You can also explore the resources on measurement invariance and standardised scales using the navigation links on this page.
This paper, published in Discovery Social Science and Health, discusses the key challenges researchers face when carrying out comparative research. It also provides a structured checklist to guide researchers carrying out or reviewing cross-study research.
CODE: The paper also provides open-access teaching resources demonstrating the key steps for cross-study research. These are provided in R and Stata languages.
This paper, published in the International Journal of Epidemiology, outlines some guidelines for retrospective data harmonisation to ensure quality, reproducibility, and transparency of the data harmonisation process.
Blog series: Harmonisation adventures
This blog series discusses retrospective (ex-post) data harmonisation and shares some insights from the GESIS team. Topics include:
- How to determine if two questions measure the same concept
- Different statistical approaches to make variables comparable
- Multiple imputation to harmonise data
- Control variables to help determine quality and comparability of source data
Online resource: GSS harmonisation support

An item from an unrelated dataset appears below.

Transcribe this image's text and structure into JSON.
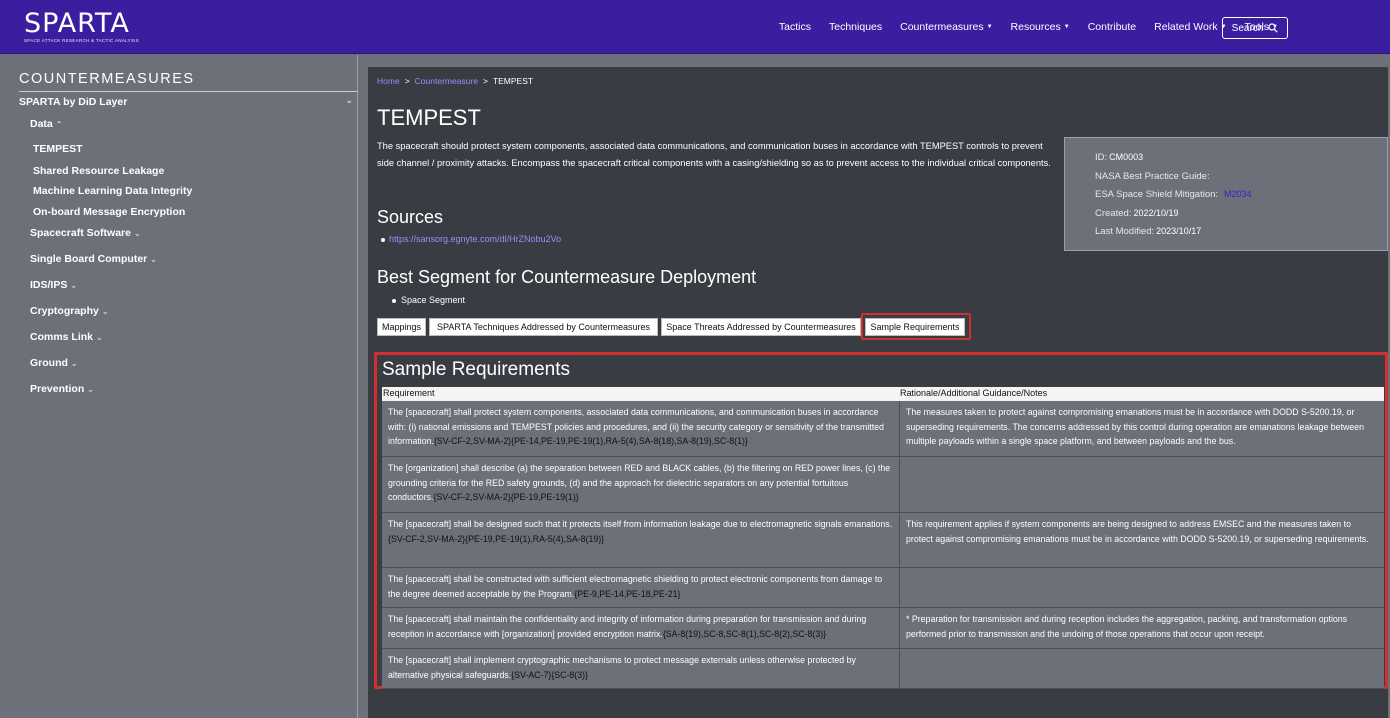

This resource outlines the harmonisation initiatives by government statisticians and data scientists, including harmonisation standards and guidance for different topics and examples of successful harmonisation within government.
Online resource: Guidance hub
The Government Analysis Function hosts a Guidance hub with resources and reference information for data analysis. Search for “Harmonisation standards and guidance” to see tools for improving the comparability and coherence of statistics, including standards for socioeconomic background, mental health, disability, and ethnicity.
Online resource: Measurement Toolkit – harmonisation
This toolkit covers what harmonisation is, when it is needed, and how it is conducted.
Working Paper series: Gateway to Global Aging Data: Cross-country comparability
A working paper series on cross-country comparability of their ageing studies across multiple themes, as well as information on concordance across the surveys.
Guidelines: Cross-Cultural Survey Guidelines
Guidelines highlighting best practice for conducting multinational, multicultural, or multiregional surveys. They are split into chapters which cover all aspects of the survey lifecycle and include a section on Data harmonisation from the perspective of survey methodology.